Jeremy takes off in search of his uncle and finds him in a mining outfit under the nickname, Snake. Snake carries guilt and severe burns from the accident that took the life of Jeremy’s father and he does not welcome Jeremy’s intrusion into his routine. Jeremy gets a job at the mine in an attempt to get closer to his uncle and to prove his manhood. The work bulks up his frame and helps him ease into manhood.
Along the way, he expands his own vision of God and opens the eyes of those around him to God in their lives.
Cramer writes a compelling story about masculinity and the rough road to manhood in which Christianity is one element that contributes to the plot rather than tries to drive it.
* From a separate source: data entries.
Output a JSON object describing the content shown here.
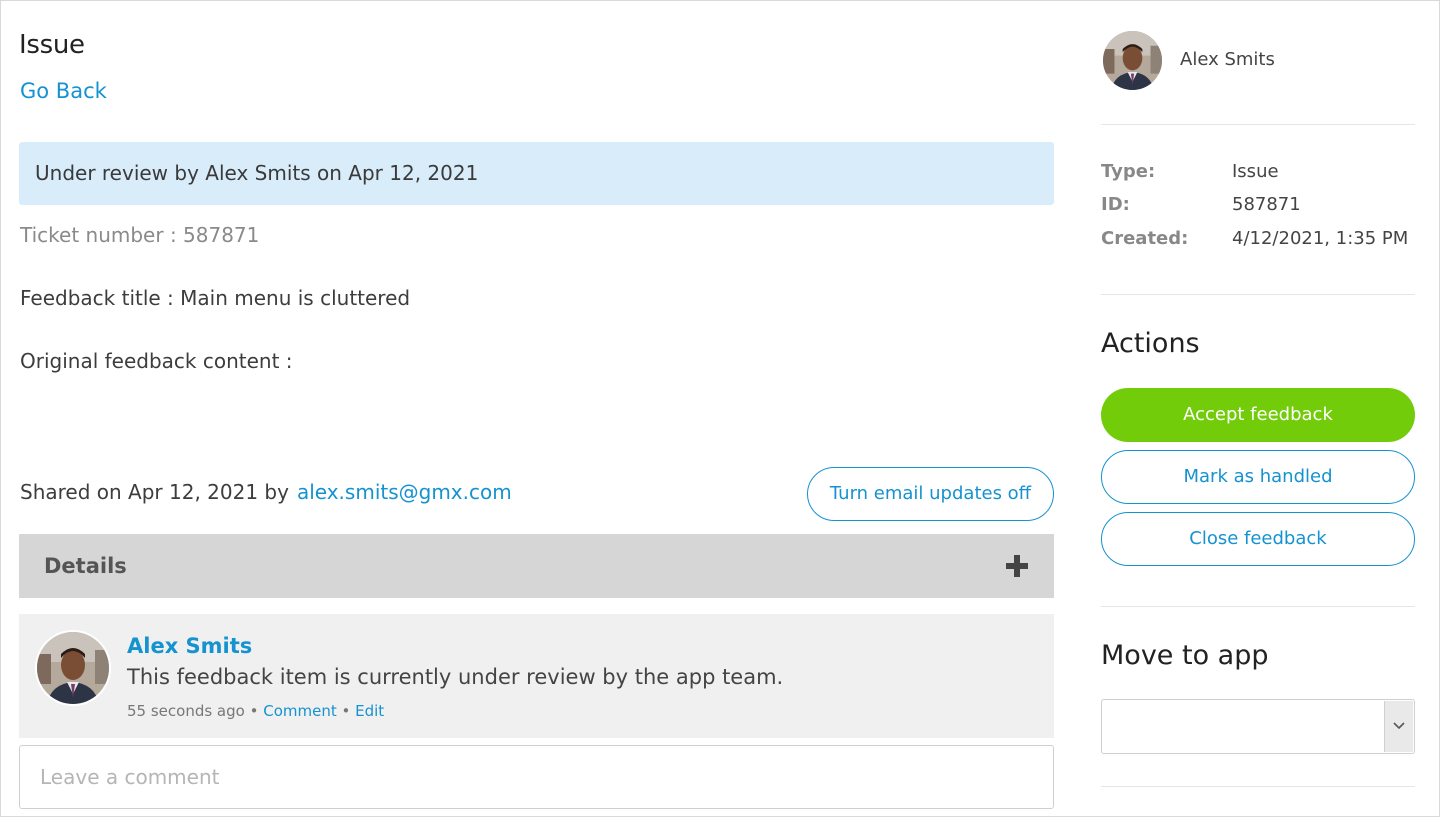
{
  "page": {
    "title": "Issue",
    "back_label": "Go Back",
    "status_banner": "Under review by Alex Smits on Apr 12, 2021",
    "ticket_line": "Ticket number : 587871",
    "feedback_title_line": "Feedback title : Main menu is cluttered",
    "original_content_line": "Original feedback content :",
    "shared_prefix": "Shared on Apr 12, 2021 by",
    "shared_email": "alex.smits@gmx.com",
    "email_toggle_label": "Turn email updates off"
  },
  "details": {
    "label": "Details",
    "icon": "plus-icon"
  },
  "comment": {
    "author": "Alex Smits",
    "text": "This feedback item is currently under review by the app team.",
    "time": "55 seconds ago",
    "separator": " • ",
    "comment_link": "Comment",
    "edit_link": "Edit",
    "avatar_icon": "user-avatar"
  },
  "comment_input": {
    "placeholder": "Leave a comment",
    "value": ""
  },
  "sidebar": {
    "user_name": "Alex Smits",
    "meta": [
      {
        "key": "Type:",
        "value": "Issue"
      },
      {
        "key": "ID:",
        "value": "587871"
      },
      {
        "key": "Created:",
        "value": "4/12/2021, 1:35 PM"
      }
    ],
    "actions_title": "Actions",
    "actions": {
      "accept": "Accept feedback",
      "handled": "Mark as handled",
      "close": "Close feedback"
    },
    "move_title": "Move to app",
    "move_select_value": ""
  },
  "colors": {
    "link_blue": "#1592d0",
    "banner_bg": "#d8ecfa",
    "accept_green": "#72cc0a",
    "details_bg": "#d6d6d6",
    "comment_bg": "#f0f0f0"
  }
}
I almost gave up on this novel less than ten chapters into it, but I’m glad I stuck with it. The last ten chapters made it well worth the slow start.
I awaited this novel with great anticipation. Two of my favorite authors, Jane Austen and P.D. James, came together. It was like a reading Reese’s.
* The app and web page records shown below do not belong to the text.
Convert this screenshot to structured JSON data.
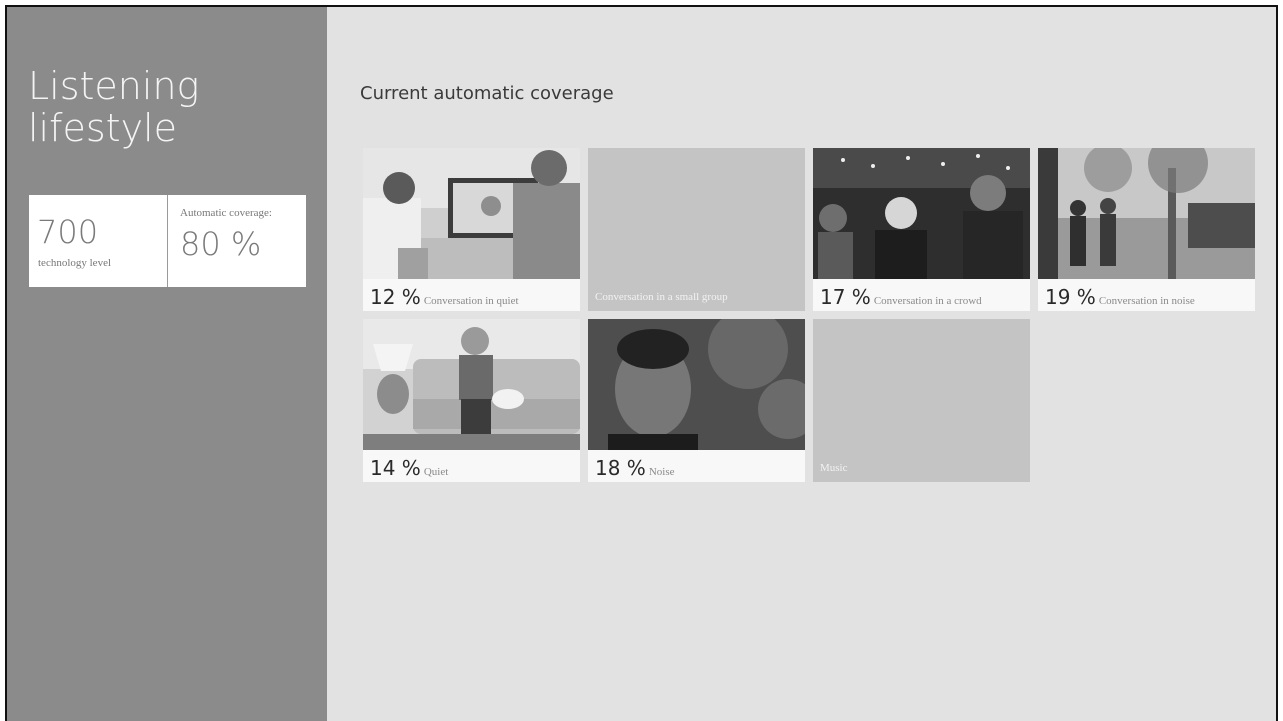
{
  "sidebar": {
    "title_line1": "Listening",
    "title_line2": "lifestyle",
    "technology_value": "700",
    "technology_label": "technology level",
    "coverage_label": "Automatic coverage:",
    "coverage_value": "80 %"
  },
  "main": {
    "heading": "Current automatic coverage",
    "tiles": [
      {
        "percent": "12 %",
        "label": "Conversation in quiet",
        "has_photo": true
      },
      {
        "percent": "",
        "label": "Conversation in a small group",
        "has_photo": false
      },
      {
        "percent": "17 %",
        "label": "Conversation in a crowd",
        "has_photo": true
      },
      {
        "percent": "19 %",
        "label": "Conversation in noise",
        "has_photo": true
      },
      {
        "percent": "14 %",
        "label": "Quiet",
        "has_photo": true
      },
      {
        "percent": "18 %",
        "label": "Noise",
        "has_photo": true
      },
      {
        "percent": "",
        "label": "Music",
        "has_photo": false
      }
    ]
  }
}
James began the book with a recap of Pride and Prejudice. I understand why she did this, but it lacked the crisp beginning I have come to expect from P.D. James and left me wondering how many readers would have chosen this book without having some understanding of P&P.
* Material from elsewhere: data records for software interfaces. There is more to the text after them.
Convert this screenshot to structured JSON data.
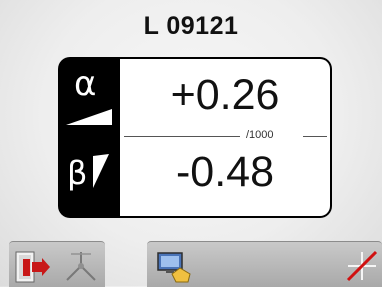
{
  "header": {
    "device_id": "L 09121"
  },
  "readout": {
    "alpha": {
      "symbol": "α",
      "value": "+0.26",
      "icon": "alpha-wedge-icon"
    },
    "beta": {
      "symbol": "β",
      "value": "-0.48",
      "icon": "beta-wedge-icon"
    },
    "unit": "/1000"
  },
  "toolbar": {
    "left": [
      {
        "name": "exit-button",
        "icon": "exit-door-icon"
      },
      {
        "name": "measure-button",
        "icon": "caliper-icon"
      }
    ],
    "right": [
      {
        "name": "display-settings-button",
        "icon": "monitor-hand-icon"
      },
      {
        "name": "reset-button",
        "icon": "crosshair-cancel-icon"
      }
    ]
  },
  "colors": {
    "panel_black": "#000000",
    "value_white": "#ffffff",
    "accent_red": "#d01010",
    "toolbar_gray": "#b8b8b8"
  }
}
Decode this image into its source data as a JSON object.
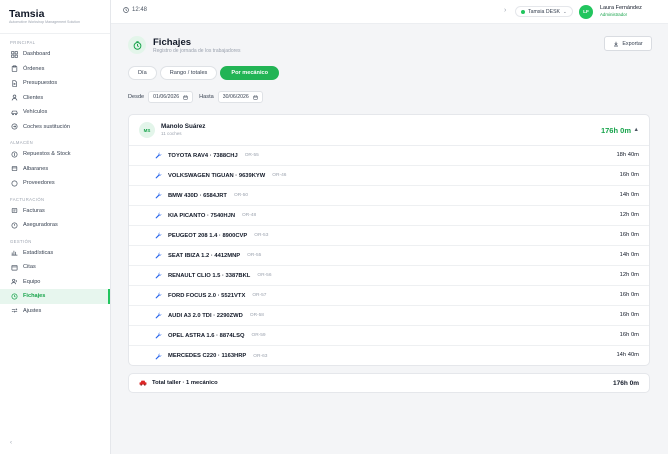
{
  "brand": {
    "name": "Tamsia",
    "tagline": "Automotive Workshop Management Solution"
  },
  "sidebar": {
    "sections": [
      {
        "label": "PRINCIPAL",
        "items": [
          {
            "label": "Dashboard",
            "icon": "grid-icon"
          },
          {
            "label": "Órdenes",
            "icon": "clipboard-icon"
          },
          {
            "label": "Presupuestos",
            "icon": "document-icon"
          },
          {
            "label": "Clientes",
            "icon": "user-icon"
          },
          {
            "label": "Vehículos",
            "icon": "car-icon"
          },
          {
            "label": "Coches sustitución",
            "icon": "swap-icon"
          }
        ]
      },
      {
        "label": "ALMACÉN",
        "items": [
          {
            "label": "Repuestos & Stock",
            "icon": "box-icon"
          },
          {
            "label": "Albaranes",
            "icon": "receipt-icon"
          },
          {
            "label": "Proveedores",
            "icon": "truck-icon"
          }
        ]
      },
      {
        "label": "FACTURACIÓN",
        "items": [
          {
            "label": "Facturas",
            "icon": "invoice-icon"
          },
          {
            "label": "Aseguradoras",
            "icon": "shield-icon"
          }
        ]
      },
      {
        "label": "GESTIÓN",
        "items": [
          {
            "label": "Estadísticas",
            "icon": "chart-icon"
          },
          {
            "label": "Citas",
            "icon": "calendar-icon"
          },
          {
            "label": "Equipo",
            "icon": "team-icon"
          },
          {
            "label": "Fichajes",
            "icon": "clock-icon",
            "active": true
          },
          {
            "label": "Ajustes",
            "icon": "settings-icon"
          }
        ]
      }
    ],
    "collapse": "‹"
  },
  "topbar": {
    "time": "12:48",
    "workspace": "Tamsia DESK",
    "avatar_initials": "LF",
    "user_name": "Laura Fernández",
    "user_role": "Administrador"
  },
  "page": {
    "title": "Fichajes",
    "subtitle": "Registro de jornada de los trabajadores",
    "export_label": "Exportar",
    "tabs": [
      {
        "label": "Día",
        "active": false
      },
      {
        "label": "Rango / totales",
        "active": false
      },
      {
        "label": "Por mecánico",
        "active": true
      }
    ],
    "range": {
      "from_label": "Desde",
      "from_value": "01/06/2026",
      "to_label": "Hasta",
      "to_value": "30/06/2026"
    }
  },
  "mechanic": {
    "initials": "MS",
    "name": "Manolo Suárez",
    "subtitle": "11 coches",
    "total": "176h 0m",
    "rows": [
      {
        "car": "TOYOTA RAV4 · 7388CHJ",
        "order": "OR-55",
        "hours": "18h 40m"
      },
      {
        "car": "VOLKSWAGEN TIGUAN · 9639KYW",
        "order": "OR-46",
        "hours": "16h 0m"
      },
      {
        "car": "BMW 430D · 6584JRT",
        "order": "OR-50",
        "hours": "14h 0m"
      },
      {
        "car": "KIA PICANTO · 7540HJN",
        "order": "OR-48",
        "hours": "12h 0m"
      },
      {
        "car": "PEUGEOT 208 1.4 · 8900CVP",
        "order": "OR-53",
        "hours": "16h 0m"
      },
      {
        "car": "SEAT IBIZA 1.2 · 4412MNP",
        "order": "OR-55",
        "hours": "14h 0m"
      },
      {
        "car": "RENAULT CLIO 1.5 · 3387BKL",
        "order": "OR-56",
        "hours": "12h 0m"
      },
      {
        "car": "FORD FOCUS 2.0 · 5521VTX",
        "order": "OR-57",
        "hours": "16h 0m"
      },
      {
        "car": "AUDI A3 2.0 TDI · 2290ZWD",
        "order": "OR-58",
        "hours": "16h 0m"
      },
      {
        "car": "OPEL ASTRA 1.6 · 8874LSQ",
        "order": "OR-59",
        "hours": "16h 0m"
      },
      {
        "car": "MERCEDES C220 · 1163HRP",
        "order": "OR-63",
        "hours": "14h 40m"
      }
    ]
  },
  "total": {
    "label": "Total taller · 1 mecánico",
    "value": "176h 0m"
  },
  "colors": {
    "accent": "#22b455",
    "accent_text": "#16a34a",
    "wrench": "#2563eb",
    "car_icon": "#dc2626"
  }
}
Elizabeth and Darcy are on the eve of hosting a local ball when a hysterical Lydia shows up in the midst of a night-time storm to declare that Denny and Wickham have quarreled and someone has been shot. Investigations and a trial ensue.
I enjoyed going back into the world of Elizabeth and Darcy, but it was a surprisingly tepid world for a story that centered around a murder. Jane Austen lived in a world of carefully considered language and elaborate social conventions, but P&P is not tepid. Elizabeth seems tepid about her children and only manages in one scene to demonstrate much passion for her husband. Darcy is the most fully developed character. He wrestles with his motivations in dealing with Wickham’s murder charge and those insights make him 3D in a largely pleasant but flat world.
Lydia is still a babbling idiot. Wickham is still a handsome bastard. Bingley is almost invisible and Jayne is only slightly more drawn than Elizabeth.
I read an interview with P.D. James, who expressed her hesitation at trying to please Austen fans. I guess we’re just a tough crowd.